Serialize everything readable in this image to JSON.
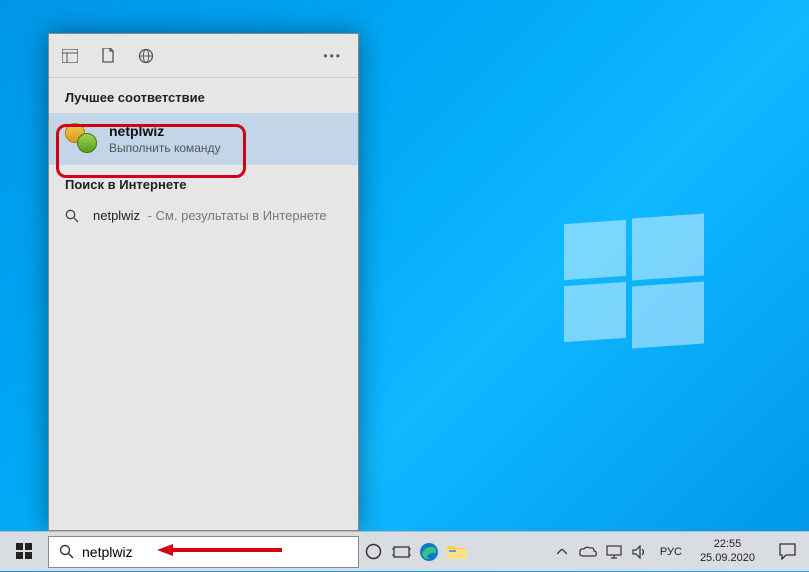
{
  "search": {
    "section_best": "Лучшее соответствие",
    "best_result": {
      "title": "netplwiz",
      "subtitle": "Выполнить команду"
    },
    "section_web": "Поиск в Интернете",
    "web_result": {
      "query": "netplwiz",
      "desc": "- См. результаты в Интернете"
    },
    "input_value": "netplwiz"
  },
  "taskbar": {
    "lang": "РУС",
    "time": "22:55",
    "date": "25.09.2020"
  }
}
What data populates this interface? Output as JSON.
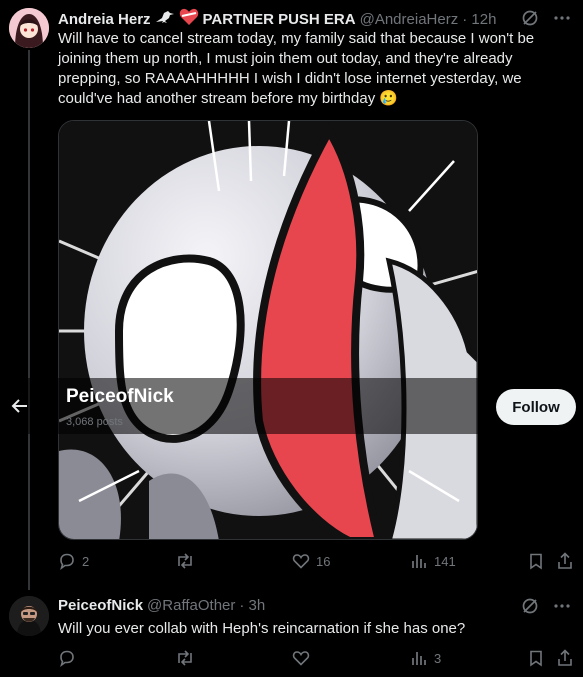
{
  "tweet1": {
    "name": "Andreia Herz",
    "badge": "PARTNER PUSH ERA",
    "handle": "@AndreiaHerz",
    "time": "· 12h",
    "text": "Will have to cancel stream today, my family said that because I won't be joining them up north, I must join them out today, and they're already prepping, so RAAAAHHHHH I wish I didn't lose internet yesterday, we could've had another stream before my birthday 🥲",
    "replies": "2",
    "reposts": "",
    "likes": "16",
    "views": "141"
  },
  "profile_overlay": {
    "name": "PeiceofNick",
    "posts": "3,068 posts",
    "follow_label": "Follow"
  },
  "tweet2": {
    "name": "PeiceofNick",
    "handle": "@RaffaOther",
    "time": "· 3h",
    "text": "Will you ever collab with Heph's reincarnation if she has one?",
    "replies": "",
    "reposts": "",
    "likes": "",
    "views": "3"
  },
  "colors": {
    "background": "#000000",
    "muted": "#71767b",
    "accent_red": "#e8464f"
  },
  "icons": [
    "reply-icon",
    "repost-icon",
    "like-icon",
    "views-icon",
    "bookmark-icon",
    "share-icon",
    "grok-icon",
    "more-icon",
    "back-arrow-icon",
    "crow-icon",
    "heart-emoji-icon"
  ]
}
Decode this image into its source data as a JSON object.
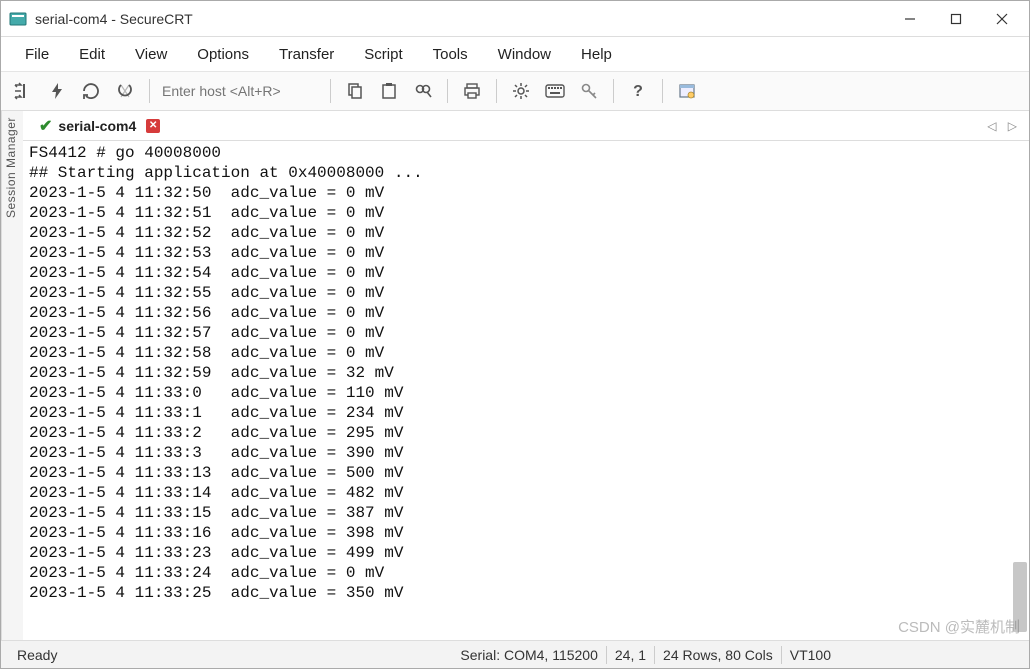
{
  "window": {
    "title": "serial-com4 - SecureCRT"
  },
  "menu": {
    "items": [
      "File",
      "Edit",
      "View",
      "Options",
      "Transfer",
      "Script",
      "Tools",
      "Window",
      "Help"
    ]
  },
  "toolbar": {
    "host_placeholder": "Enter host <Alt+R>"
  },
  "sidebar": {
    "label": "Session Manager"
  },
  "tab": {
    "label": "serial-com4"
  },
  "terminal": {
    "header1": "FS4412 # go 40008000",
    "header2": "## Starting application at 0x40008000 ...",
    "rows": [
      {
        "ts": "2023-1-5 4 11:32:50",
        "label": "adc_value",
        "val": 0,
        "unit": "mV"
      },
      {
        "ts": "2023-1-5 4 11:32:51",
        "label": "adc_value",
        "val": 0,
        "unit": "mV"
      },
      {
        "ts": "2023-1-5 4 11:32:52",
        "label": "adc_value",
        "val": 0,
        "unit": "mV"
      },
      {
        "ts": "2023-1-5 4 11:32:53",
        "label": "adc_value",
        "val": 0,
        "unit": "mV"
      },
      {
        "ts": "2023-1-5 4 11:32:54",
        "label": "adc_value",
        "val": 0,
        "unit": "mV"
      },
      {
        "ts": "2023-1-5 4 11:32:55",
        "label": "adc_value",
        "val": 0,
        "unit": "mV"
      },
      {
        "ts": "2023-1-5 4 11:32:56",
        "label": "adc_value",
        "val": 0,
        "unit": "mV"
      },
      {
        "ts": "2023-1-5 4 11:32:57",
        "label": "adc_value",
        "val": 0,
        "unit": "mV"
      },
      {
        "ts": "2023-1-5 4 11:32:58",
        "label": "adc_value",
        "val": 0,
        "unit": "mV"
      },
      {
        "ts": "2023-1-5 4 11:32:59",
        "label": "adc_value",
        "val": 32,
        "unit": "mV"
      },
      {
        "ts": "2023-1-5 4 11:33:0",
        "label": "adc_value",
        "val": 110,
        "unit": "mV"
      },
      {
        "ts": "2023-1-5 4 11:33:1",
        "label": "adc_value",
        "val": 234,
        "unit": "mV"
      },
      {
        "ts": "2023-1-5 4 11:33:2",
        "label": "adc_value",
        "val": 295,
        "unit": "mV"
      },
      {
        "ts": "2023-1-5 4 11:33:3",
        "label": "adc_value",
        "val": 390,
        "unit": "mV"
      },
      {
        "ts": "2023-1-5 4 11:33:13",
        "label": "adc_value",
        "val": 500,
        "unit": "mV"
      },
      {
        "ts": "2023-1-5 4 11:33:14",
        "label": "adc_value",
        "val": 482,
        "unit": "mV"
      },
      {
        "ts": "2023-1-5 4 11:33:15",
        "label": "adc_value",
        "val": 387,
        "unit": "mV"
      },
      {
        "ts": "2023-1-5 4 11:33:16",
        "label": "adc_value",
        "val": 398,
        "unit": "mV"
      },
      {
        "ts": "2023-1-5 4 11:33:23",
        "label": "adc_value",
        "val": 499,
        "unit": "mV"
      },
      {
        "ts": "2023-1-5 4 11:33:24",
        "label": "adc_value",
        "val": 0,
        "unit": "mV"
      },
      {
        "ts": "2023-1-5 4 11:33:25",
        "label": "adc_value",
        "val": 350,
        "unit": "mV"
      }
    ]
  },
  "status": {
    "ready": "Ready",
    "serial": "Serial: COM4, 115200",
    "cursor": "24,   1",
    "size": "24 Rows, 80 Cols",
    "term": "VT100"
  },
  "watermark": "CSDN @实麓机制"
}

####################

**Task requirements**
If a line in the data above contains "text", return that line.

**Your response**
    "text": "Will have to cancel stream today, my family said that because I won't be joining them up north, I must join them out today, and they're already prepping, so RAAAAHHHHH I wish I didn't lose internet yesterday, we could've had another stream before my birthday 🥲",
    "text": "Will you ever collab with Heph's reincarnation if she has one?",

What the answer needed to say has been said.